An exact reprint of the whole listing is what the answer must contain.
Top of Exercise data
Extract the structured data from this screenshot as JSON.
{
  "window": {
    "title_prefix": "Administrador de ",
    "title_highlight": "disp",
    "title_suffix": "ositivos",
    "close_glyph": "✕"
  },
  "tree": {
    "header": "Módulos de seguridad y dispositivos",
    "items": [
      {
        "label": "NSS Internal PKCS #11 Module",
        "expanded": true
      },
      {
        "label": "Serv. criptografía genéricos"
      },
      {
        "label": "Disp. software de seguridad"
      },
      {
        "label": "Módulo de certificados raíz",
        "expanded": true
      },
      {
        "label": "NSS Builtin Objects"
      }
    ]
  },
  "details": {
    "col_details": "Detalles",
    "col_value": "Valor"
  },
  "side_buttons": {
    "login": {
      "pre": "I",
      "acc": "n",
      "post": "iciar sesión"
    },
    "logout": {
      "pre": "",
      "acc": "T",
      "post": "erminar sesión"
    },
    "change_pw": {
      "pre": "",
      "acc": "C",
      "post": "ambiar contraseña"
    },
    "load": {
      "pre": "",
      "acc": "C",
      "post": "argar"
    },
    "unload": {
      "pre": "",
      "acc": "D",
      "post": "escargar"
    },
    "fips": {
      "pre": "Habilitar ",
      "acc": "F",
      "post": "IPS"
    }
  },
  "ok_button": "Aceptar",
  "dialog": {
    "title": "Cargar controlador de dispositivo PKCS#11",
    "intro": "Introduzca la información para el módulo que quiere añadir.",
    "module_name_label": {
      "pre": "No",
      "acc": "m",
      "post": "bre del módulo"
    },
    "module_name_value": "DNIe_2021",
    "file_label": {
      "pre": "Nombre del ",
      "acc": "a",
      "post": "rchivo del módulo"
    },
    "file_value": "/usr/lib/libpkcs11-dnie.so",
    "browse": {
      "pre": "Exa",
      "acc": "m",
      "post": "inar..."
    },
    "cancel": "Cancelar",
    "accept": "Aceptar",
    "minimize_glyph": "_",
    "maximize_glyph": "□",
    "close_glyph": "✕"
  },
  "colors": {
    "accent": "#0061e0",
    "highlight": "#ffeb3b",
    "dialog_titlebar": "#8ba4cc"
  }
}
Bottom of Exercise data
Result below —
Extract the structured data from this screenshot as JSON.
{
  "window": {
    "title_prefix": "Administrador de ",
    "title_highlight": "disp",
    "title_suffix": "ositivos",
    "close_glyph": "✕"
  },
  "tree": {
    "header": "Módulos de seguridad y dispositivos",
    "items": [
      {
        "label": "NSS Internal PKCS #11 Module",
        "expanded": true
      },
      {
        "label": "Serv. criptografía genéricos"
      },
      {
        "label": "Disp. software de seguridad"
      },
      {
        "label": "Módulo de certificados raíz",
        "expanded": true
      },
      {
        "label": "NSS Builtin Objects"
      }
    ]
  },
  "details": {
    "col_details": "Detalles",
    "col_value": "Valor"
  },
  "side_buttons": {
    "login": {
      "pre": "I",
      "acc": "n",
      "post": "iciar sesión"
    },
    "logout": {
      "pre": "",
      "acc": "T",
      "post": "erminar sesión"
    },
    "change_pw": {
      "pre": "",
      "acc": "C",
      "post": "ambiar contraseña"
    },
    "load": {
      "pre": "",
      "acc": "C",
      "post": "argar"
    },
    "unload": {
      "pre": "",
      "acc": "D",
      "post": "escargar"
    },
    "fips": {
      "pre": "Habilitar ",
      "acc": "F",
      "post": "IPS"
    }
  },
  "ok_button": "Aceptar",
  "dialog": {
    "title": "Cargar controlador de dispositivo PKCS#11",
    "intro": "Introduzca la información para el módulo que quiere añadir.",
    "module_name_label": {
      "pre": "No",
      "acc": "m",
      "post": "bre del módulo"
    },
    "module_name_value": "DNIe_2021",
    "file_label": {
      "pre": "Nombre del ",
      "acc": "a",
      "post": "rchivo del módulo"
    },
    "file_value": "/usr/lib/libpkcs11-dnie.so",
    "browse": {
      "pre": "Exa",
      "acc": "m",
      "post": "inar..."
    },
    "cancel": "Cancelar",
    "accept": "Aceptar",
    "minimize_glyph": "_",
    "maximize_glyph": "□",
    "close_glyph": "✕"
  },
  "colors": {
    "accent": "#0061e0",
    "highlight": "#ffeb3b",
    "dialog_titlebar": "#8ba4cc"
  }
}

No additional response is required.